Exercise details:
Omit the pictures and return every entry exactly as written.

Source material:
━━━

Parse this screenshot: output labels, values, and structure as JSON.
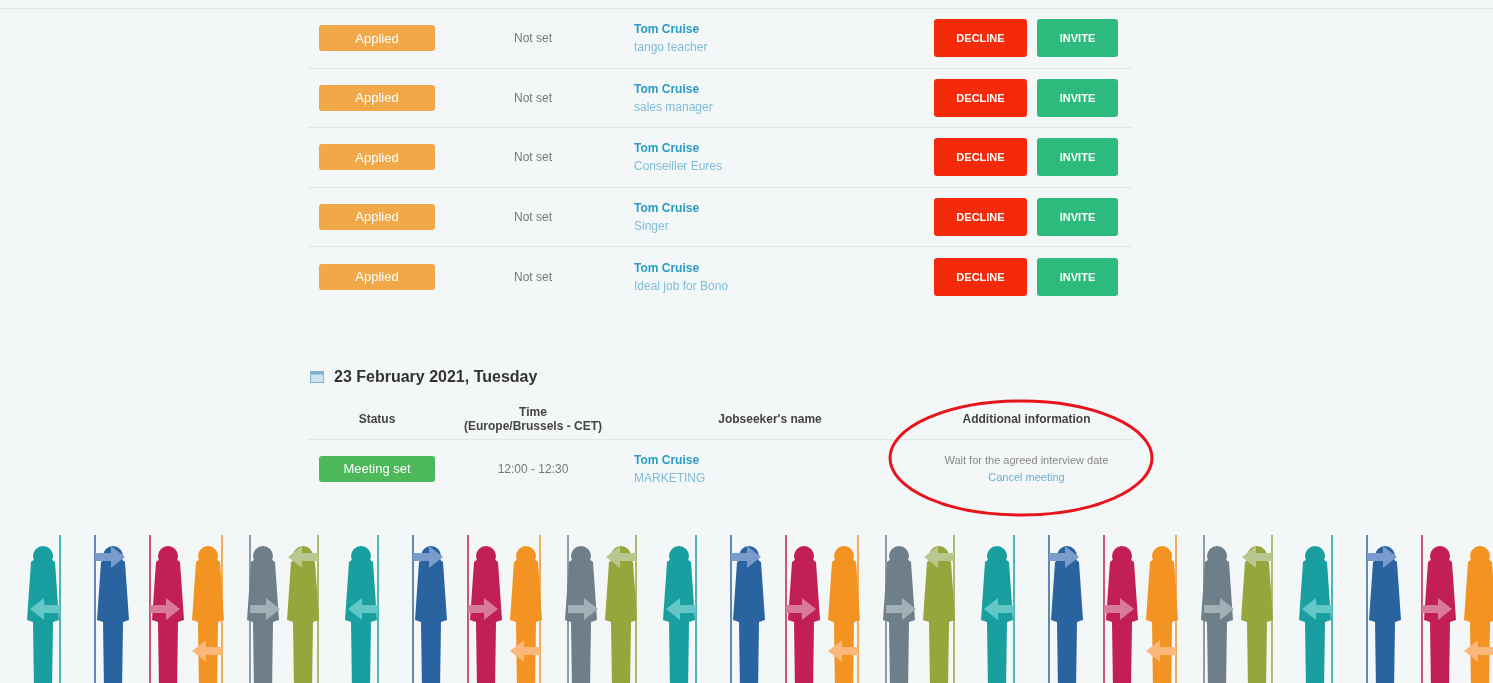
{
  "applications": [
    {
      "status": "Applied",
      "kind": "applied",
      "time": "Not set",
      "name": "Tom Cruise",
      "job": "tango teacher",
      "actions": [
        {
          "label": "DECLINE",
          "kind": "decline"
        },
        {
          "label": "INVITE",
          "kind": "invite"
        }
      ]
    },
    {
      "status": "Applied",
      "kind": "applied",
      "time": "Not set",
      "name": "Tom Cruise",
      "job": "sales manager",
      "actions": [
        {
          "label": "DECLINE",
          "kind": "decline"
        },
        {
          "label": "INVITE",
          "kind": "invite"
        }
      ]
    },
    {
      "status": "Applied",
      "kind": "applied",
      "time": "Not set",
      "name": "Tom Cruise",
      "job": "Conseiller Eures",
      "actions": [
        {
          "label": "DECLINE",
          "kind": "decline"
        },
        {
          "label": "INVITE",
          "kind": "invite"
        }
      ]
    },
    {
      "status": "Applied",
      "kind": "applied",
      "time": "Not set",
      "name": "Tom Cruise",
      "job": "Singer",
      "actions": [
        {
          "label": "DECLINE",
          "kind": "decline"
        },
        {
          "label": "INVITE",
          "kind": "invite"
        }
      ]
    },
    {
      "status": "Applied",
      "kind": "applied",
      "time": "Not set",
      "name": "Tom Cruise",
      "job": "Ideal job for Bono",
      "actions": [
        {
          "label": "DECLINE",
          "kind": "decline"
        },
        {
          "label": "INVITE",
          "kind": "invite"
        }
      ]
    }
  ],
  "day": {
    "date": "23 February 2021, Tuesday",
    "columns": [
      "Status",
      "Time\n(Europe/Brussels - CET)",
      "Jobseeker's name",
      "Additional information"
    ],
    "rows": [
      {
        "status": "Meeting set",
        "kind": "meeting_set",
        "time": "12:00 - 12:30",
        "name": "Tom Cruise",
        "job": "MARKETING",
        "info": "Wait for the agreed interview date",
        "link": "Cancel meeting"
      }
    ]
  }
}
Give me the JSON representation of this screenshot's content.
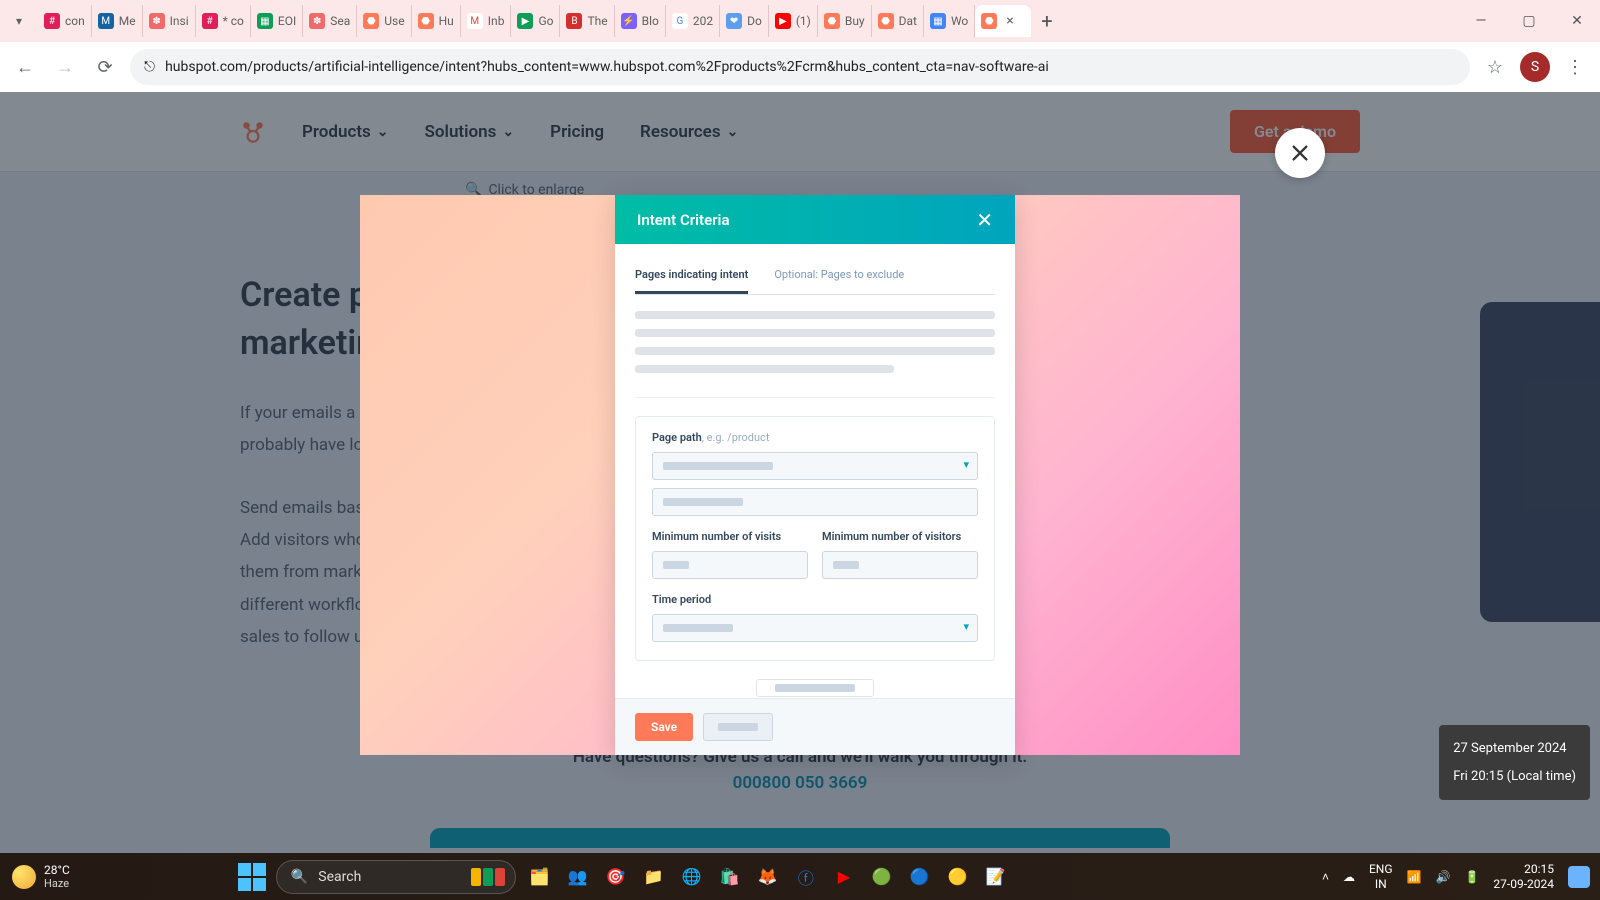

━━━

Task output:
Parse this screenshot: output labels, values, and structure as JSON.
{
  "applications": [
    {
      "status": "Applied",
      "kind": "applied",
      "time": "Not set",
      "name": "Tom Cruise",
      "job": "tango teacher",
      "actions": [
        {
          "label": "DECLINE",
          "kind": "decline"
        },
        {
          "label": "INVITE",
          "kind": "invite"
        }
      ]
    },
    {
      "status": "Applied",
      "kind": "applied",
      "time": "Not set",
      "name": "Tom Cruise",
      "job": "sales manager",
      "actions": [
        {
          "label": "DECLINE",
          "kind": "decline"
        },
        {
          "label": "INVITE",
          "kind": "invite"
        }
      ]
    },
    {
      "status": "Applied",
      "kind": "applied",
      "time": "Not set",
      "name": "Tom Cruise",
      "job": "Conseiller Eures",
      "actions": [
        {
          "label": "DECLINE",
          "kind": "decline"
        },
        {
          "label": "INVITE",
          "kind": "invite"
        }
      ]
    },
    {
      "status": "Applied",
      "kind": "applied",
      "time": "Not set",
      "name": "Tom Cruise",
      "job": "Singer",
      "actions": [
        {
          "label": "DECLINE",
          "kind": "decline"
        },
        {
          "label": "INVITE",
          "kind": "invite"
        }
      ]
    },
    {
      "status": "Applied",
      "kind": "applied",
      "time": "Not set",
      "name": "Tom Cruise",
      "job": "Ideal job for Bono",
      "actions": [
        {
          "label": "DECLINE",
          "kind": "decline"
        },
        {
          "label": "INVITE",
          "kind": "invite"
        }
      ]
    }
  ],
  "day": {
    "date": "23 February 2021, Tuesday",
    "columns": [
      "Status",
      "Time\n(Europe/Brussels - CET)",
      "Jobseeker's name",
      "Additional information"
    ],
    "rows": [
      {
        "status": "Meeting set",
        "kind": "meeting_set",
        "time": "12:00 - 12:30",
        "name": "Tom Cruise",
        "job": "MARKETING",
        "info": "Wait for the agreed interview date",
        "link": "Cancel meeting"
      }
    ]
  }
}
Give me the JSON representation of this screenshot's content.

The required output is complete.